There are longer-term risks for each candidate as well. Should Petro take power in August, his supporters may face a backlash from post-paramilitary groups, successors to the right-wing forces that led a brutal fight to suppress the guerrillas and their supporters two decades ago. In the past, post-paramilitary groups have offered extra-judicial protection to large landowners and other economic interests. That constituency may now have an even stronger incentive to look for powerful allies, fearful that a Petro presidency could result in state-directed land redistribution and expropriation (policies that Petro has disavowed). Post-paramilitary groups have already explicitly threatened or assassinated a number of social, community and political leaders backing the Historical Pact, most recently during the Gulf Clan’s armed strike. In the province of Cauca, where the indigenous Nasa community has unequivocally thrown its support behind Petro’s candidacy, half a dozen pamphlets have circulated in recent months threatening indigenous leaders, at least three of whom have been assassinated since the beginning of 2022.

Should Gutiérrez become president, on the other hand, he may well struggle to contain rising public frustration in the countryside. Continuing a variation of present tactics in dealing with security threats posed by armed groups – larger military deployments, coca eradication and high-level captures – is likely to backfire, for reasons Crisis Group has previously explored, alienating residents without significantly weakening the power and reach of criminal outfits. Similar tough approaches under the incumbent president, Iván Duque, have failed to stop the drift toward greater insecurity.

How might the election affect the progress of the 2016 peace accord? Could there be further negotiations with other armed groups?

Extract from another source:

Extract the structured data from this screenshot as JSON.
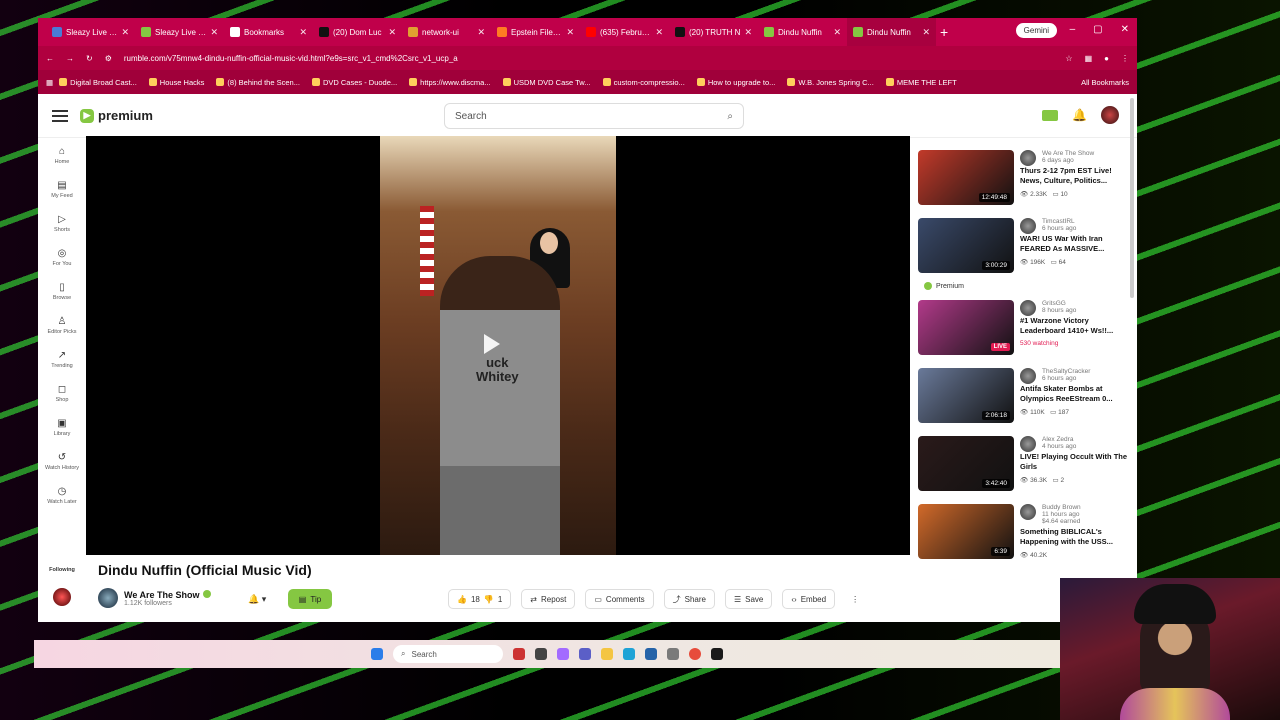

Both leading candidates have publicly said they will respect the 2016 agreement and carry out its provisions. But the two face very different political pressures in this regard. Gutiérrez is running with the support of right-wing parties that have vocally opposed the agreement in the past, including the Democratic Centre Party led by Uribe. Gutiérrez has gone to some lengths to distance himself from Uribe, but his constituency remains sceptical of the peace process. Petro, for his part, would likely try to move faster fulfilling the accord – though he has provided few details as to how. Lack of congressional support, however, could lead to continued paralysis on key topics such as land reform.

Colombia’s budget is stretched and will come under considerable strain in the next government’s term.

To make things yet more challenging, financing for peacebuilding is running out, as international donors shift attention to other pressing crises. Colombia’s budget is stretched and will come under considerable strain in the next government’s term, particularly if the new president seeks to satisfy the demands of vocal and hard-up city dwellers for more and better access to health care, education and other social services.

As deep as the challenges will be, this moment could be the last opportunity for major strides forward in honouring the peace accord. Should the chance be missed, rising insecurity and a lack of public confidence in rural areas risk halting the agreement in its tracks. Rural communities already feel betrayed by the government’s failure to meet the peace accord’s promises on economic development, land ownership and protection of social leaders. The lacklustre approach to coca substitution thus far has undermined the creation of legal livelihoods in place of illicit ones, preserving one of the economies on which armed groups thrive. Whoever prevails in the polls, the incoming administration must do what the Duque government has failed to do: understand that the agreement’s deep-seated reforms are vital to improving security over the long term and prevent conflict in Colombia from getting worse.